With malaria causing more than 200,000 perinatal deaths annually, beyond the burden we cited last week, there is an urgent need to determine the exact effects of this parasitic infection on the placenta. Without this knowledge, the development of technologies to mitigate or even prevent these effects will be much more difficult. In addition, because of the obvious ethical constraints on prospective testing in natural history studies, the placenta OOC offers an ideal model.

Elsewhere in the field of microfluidics, an NIH grant to scientists at the University of Illinois, Urbana-Champaign, has gone toward the development of a new test chip to detect sepsis, a condition in which the body’s reaction to infection results in inflammation of the blood vessels and which can cause lethal shock unless detected and treated promptly. The UIUC team developing this more rapid diagnostic technology is led by Rashid Bashir, Ph.D., professor of bioengineering and associate dean of UIUC’s Carle Illinois College of Medicine. Dr. Bashir was lead author on a paper published over the summer in Nature Communications.

Among the more remarkable aspects of the chip developed by Professor Bashir and his colleagues is that it can diagnose sepsis with a single drop of blood. Therefore, in addition to the device’s portability and size, which allows it to be used at the point of care, it is only necessary to use 10 microliters of blood to complete the test. Other available lab tests for sepsis can require as much as 300 times as much blood. Testing its device against the gold standard of flow cytometry, the UIUC team found that the findings obtained with its biochip were strongly correlated with those from flow cytometry. Unlike the new chip, flow cytometry cannot be performed outside the lab.

Since a large proportion of sepsis patients are treated in intensive care units, the ICU is a likely setting in which the biochip could be used, particularly because some ICUs might be in hospitals where the staff does not have 24-hour lab access. The ability to use this chip at the bedside immediately, rather than waiting until the next morning or longer, could make a key difference in detecting and treating sepsis.

Brains on the Internet

For years, Ray Kurzweil, the computer scientist turned author and inventor, has been discussing a future in which, he claims, the distinction between human and artificial intelligence will disappear. For example, Kurweil imagines brains being uploaded to computers. While what Kurzeil imagines has yet to materialize, scientists in South Africa have created the “Brainternet,” which streams brain waves onto the Internet in real time.

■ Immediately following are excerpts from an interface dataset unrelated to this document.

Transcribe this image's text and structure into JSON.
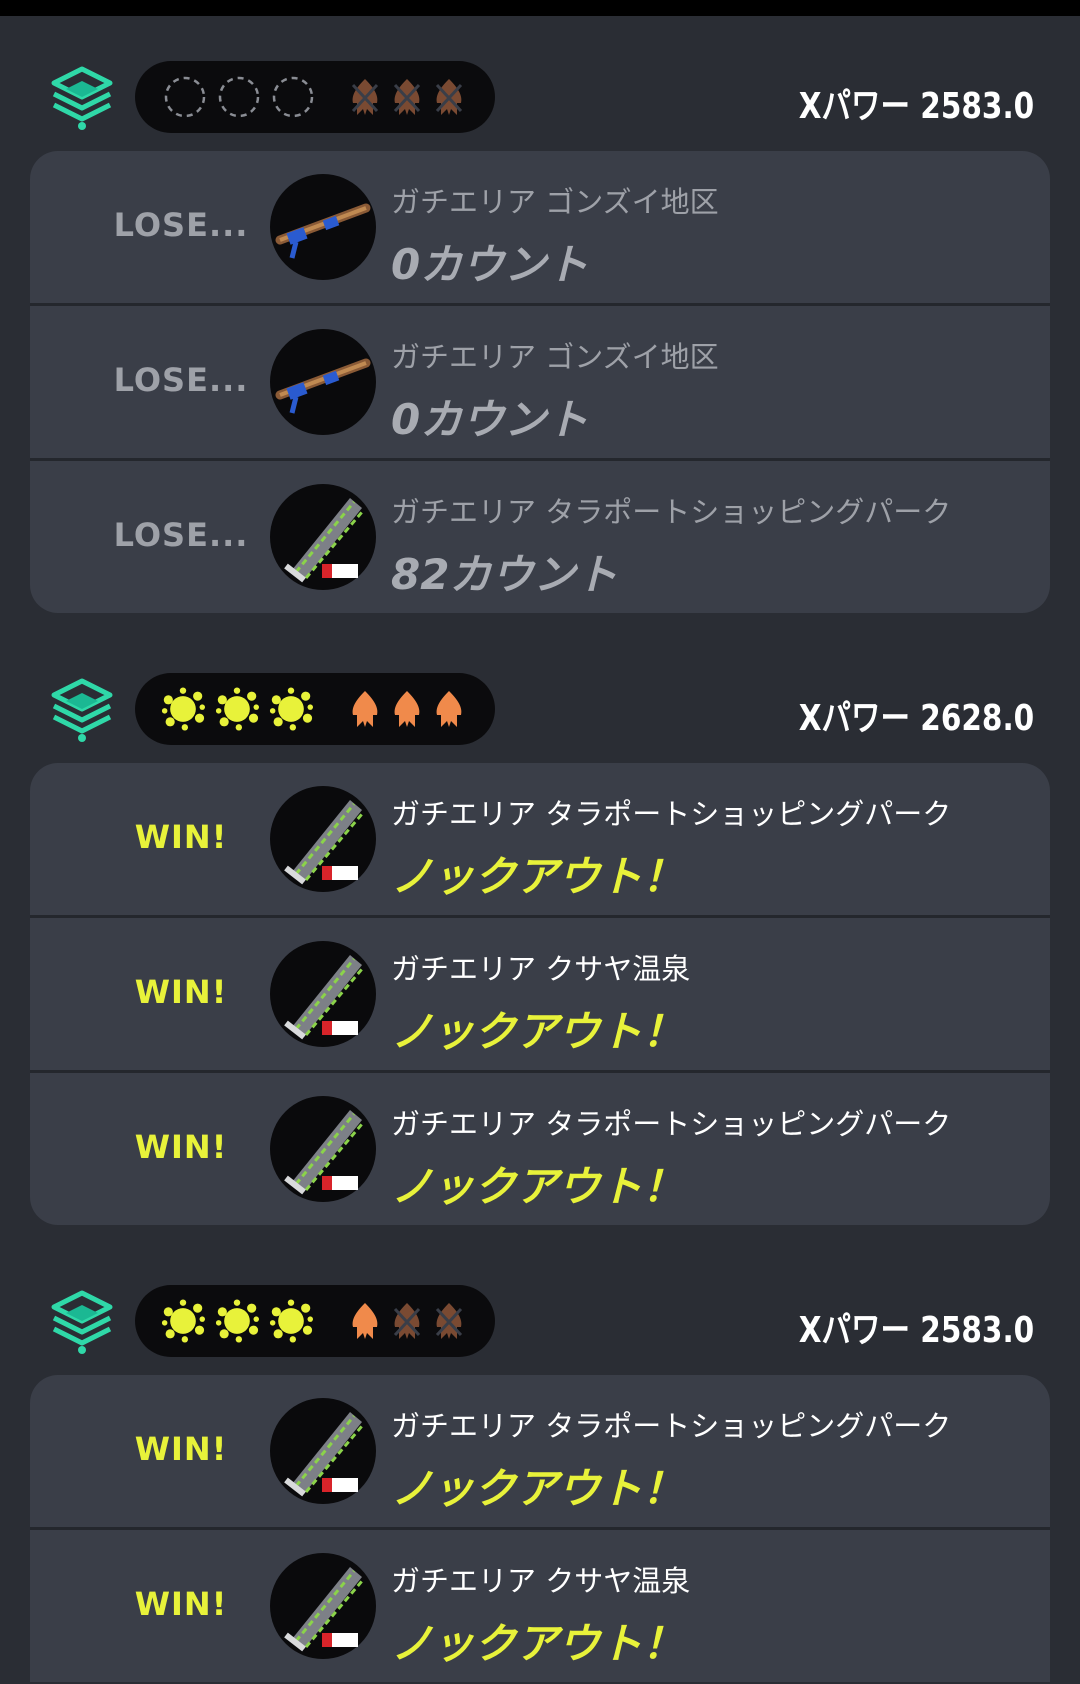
{
  "colors": {
    "background": "#2a2d34",
    "card": "#3a3e48",
    "win": "#e8f23a",
    "lose": "#9ea1a8",
    "ko_squid": "#f08a4b",
    "lost_squid": "#7a4a32",
    "mode_icon": "#2fd8a8"
  },
  "sets": [
    {
      "mode_icon": "splat-zones-icon",
      "game_marks": [
        "empty",
        "empty",
        "empty"
      ],
      "squid_marks": [
        "lost",
        "lost",
        "lost"
      ],
      "xpower": "Xパワー 2583.0",
      "games": [
        {
          "result": "LOSE...",
          "outcome": "lose",
          "weapon": "squiffer-icon",
          "stage": "ガチエリア ゴンズイ地区",
          "score": "0カウント"
        },
        {
          "result": "LOSE...",
          "outcome": "lose",
          "weapon": "squiffer-icon",
          "stage": "ガチエリア ゴンズイ地区",
          "score": "0カウント"
        },
        {
          "result": "LOSE...",
          "outcome": "lose",
          "weapon": "splatana-icon",
          "stage": "ガチエリア タラポートショッピングパーク",
          "score": "82カウント"
        }
      ]
    },
    {
      "mode_icon": "splat-zones-icon",
      "game_marks": [
        "win",
        "win",
        "win"
      ],
      "squid_marks": [
        "ko",
        "ko",
        "ko"
      ],
      "xpower": "Xパワー 2628.0",
      "games": [
        {
          "result": "WIN!",
          "outcome": "win",
          "weapon": "splatana-icon",
          "stage": "ガチエリア タラポートショッピングパーク",
          "score": "ノックアウト！"
        },
        {
          "result": "WIN!",
          "outcome": "win",
          "weapon": "splatana-icon",
          "stage": "ガチエリア クサヤ温泉",
          "score": "ノックアウト！"
        },
        {
          "result": "WIN!",
          "outcome": "win",
          "weapon": "splatana-icon",
          "stage": "ガチエリア タラポートショッピングパーク",
          "score": "ノックアウト！"
        }
      ]
    },
    {
      "mode_icon": "splat-zones-icon",
      "game_marks": [
        "win",
        "win",
        "win"
      ],
      "squid_marks": [
        "ko",
        "lost",
        "lost"
      ],
      "xpower": "Xパワー 2583.0",
      "games": [
        {
          "result": "WIN!",
          "outcome": "win",
          "weapon": "splatana-icon",
          "stage": "ガチエリア タラポートショッピングパーク",
          "score": "ノックアウト！"
        },
        {
          "result": "WIN!",
          "outcome": "win",
          "weapon": "splatana-icon",
          "stage": "ガチエリア クサヤ温泉",
          "score": "ノックアウト！"
        }
      ]
    }
  ]
}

As a student project at the School of Electrical and Information Engineering of the University of Witerstand in Johannesburg led by Adam Pantanowitz, a lecturer in the school, the Brainternet was developed from pre-existing technology. The project starts with portable electroencephalography (EEG), which is worn by the subject and which transmits its signal by telemetry to a Raspberry Pi computer. Then, using open source software, the computer live streams the data to an application programming interface, which in turn allows the data to be published at a website accessible to others.

Beyond being an innovative use of these technologies, the Brainternet could be used in telemedicine applications. For instance, it could be helpful in situations where a specialist neurologist is not in the immediate geographic vicinity. Moreover, for research projects involving EEG measurement during tasks or under certain types of external stimulation, the Brainternet could allow for a much larger sample size to be enrolled, owing to its portability and use of the Internet.

People and Places

Dawn Elliott, Ph.D., chair of the Department of Biomedical Engineering at the University of Delaware, has been elected president of the Biomedical Engineering Society (BMES), for which she had served as treasurer. Dr. Elliott’s term as president will begin in October 2018 and last for two years. As president, she plans to take a closer look at education in the field to determine how bioengineering and biomedical engineering departments can graduate the most successful students. We wish her the best of luck and hearty congratulations.